The switch to telehealth services to manage patients with rheumatoid arthritis may turn back the clock on improvements in patient care made through treat-to-target strategies, UK clinicians have warned.
Restricting face-to-face clinics to patients who have a disease flare may miss patients with ‘stable disease’ who have low to moderate disease activity but whose condition has not got worse, the team from University College London point out.
Writing in an editorial in The Lancet Rheumatology, Professor Michael Ehrenstein, a Consultant Rheumatologist, said treat-to-target strategies require frequent monitoring by clinical examination and blood test – particularly in the early disease phase.
His article raises concerns over whether the telehealth remote consultations that have become the norm since the start of the COVID-19 pandemic are compatible with treat-to-target strategies.
And the challenges in providing care in a post-COVID-19 world create further barriers to wider adoption of treat-to-target protocols and are likely to lead to fewer rheumatoid arthritis patients achieving remission, he added in the piece written with co-author Dr Su-Ann Yeoh.
Similar problems are apparent with dose tapering where patients need to be carefully monitored to identify signs of disease worsening. Some patients may have stopped medication or attempted to taper their dose over concerns about the risks of COVID-19 infection, the editorial states.
The pandemic does provide the opportunity to research patient-reported outcomes and web-based monitoring apps being used in remote management but these measures cannot replace clinical examination, Professor Ehrenstein said.
Instead creating multidisciplinary, one-stop-shop face-to-face clinics might, in the long term, reduce hospital visits by patients.
“Treat-to-target and safe tapering strategies should continue to be essential in the management of rheumatoid arthritis, regardless of new approaches that streamline the patient experience and reduce the number of hospital visits.
“Patients with rheumatoid arthritis on minimal or no DMARDs and in sustained remission might be candidates for remote consultation,” the editorial concluded.

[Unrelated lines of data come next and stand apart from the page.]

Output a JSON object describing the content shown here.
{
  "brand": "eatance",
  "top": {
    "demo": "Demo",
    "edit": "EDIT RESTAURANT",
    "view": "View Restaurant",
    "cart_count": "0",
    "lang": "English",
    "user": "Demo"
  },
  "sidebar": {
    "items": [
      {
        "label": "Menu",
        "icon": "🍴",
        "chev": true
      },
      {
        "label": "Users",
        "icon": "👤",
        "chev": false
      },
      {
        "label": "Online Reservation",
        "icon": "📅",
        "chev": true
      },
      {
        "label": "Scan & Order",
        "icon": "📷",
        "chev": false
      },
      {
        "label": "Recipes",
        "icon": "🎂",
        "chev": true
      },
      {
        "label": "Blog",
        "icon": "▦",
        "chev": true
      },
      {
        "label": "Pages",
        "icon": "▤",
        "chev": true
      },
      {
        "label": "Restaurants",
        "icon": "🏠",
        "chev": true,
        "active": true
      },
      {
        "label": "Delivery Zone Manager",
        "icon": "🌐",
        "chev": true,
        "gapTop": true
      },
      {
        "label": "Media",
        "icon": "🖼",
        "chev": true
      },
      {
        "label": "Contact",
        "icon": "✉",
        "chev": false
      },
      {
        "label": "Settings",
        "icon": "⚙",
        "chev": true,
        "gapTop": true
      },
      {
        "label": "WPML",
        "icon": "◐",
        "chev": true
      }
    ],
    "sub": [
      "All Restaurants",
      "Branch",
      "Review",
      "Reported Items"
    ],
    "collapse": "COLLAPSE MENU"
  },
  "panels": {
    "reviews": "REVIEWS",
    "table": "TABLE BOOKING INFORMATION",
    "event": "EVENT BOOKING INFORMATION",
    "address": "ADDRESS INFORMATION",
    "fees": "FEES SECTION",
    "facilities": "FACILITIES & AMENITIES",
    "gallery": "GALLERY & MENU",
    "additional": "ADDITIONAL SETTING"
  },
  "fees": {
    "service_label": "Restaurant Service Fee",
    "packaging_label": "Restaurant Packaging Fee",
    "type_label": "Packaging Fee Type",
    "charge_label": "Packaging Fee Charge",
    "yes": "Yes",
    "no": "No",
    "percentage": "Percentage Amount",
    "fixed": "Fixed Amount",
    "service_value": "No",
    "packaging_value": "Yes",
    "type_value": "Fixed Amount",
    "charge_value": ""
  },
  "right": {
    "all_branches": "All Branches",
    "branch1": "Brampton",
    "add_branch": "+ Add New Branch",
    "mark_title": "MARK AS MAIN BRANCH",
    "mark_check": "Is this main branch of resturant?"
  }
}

“However, certain terms, such as stable or well controlled, should not be used in the lexicon of rheumatology practice without reference to the maintenance of remission, nor should patients with stable moderate or low disease activity be forgotten.
“Amid the flurry of creating the new normal, patients with rheumatoid arthritis should not have to turn to increasing their dose of non-steroidal anti-inflammatory drugs as joints slowly erode, reminiscent of the dark days of rheumatology in the 20th century when stable disease was an acceptable target.”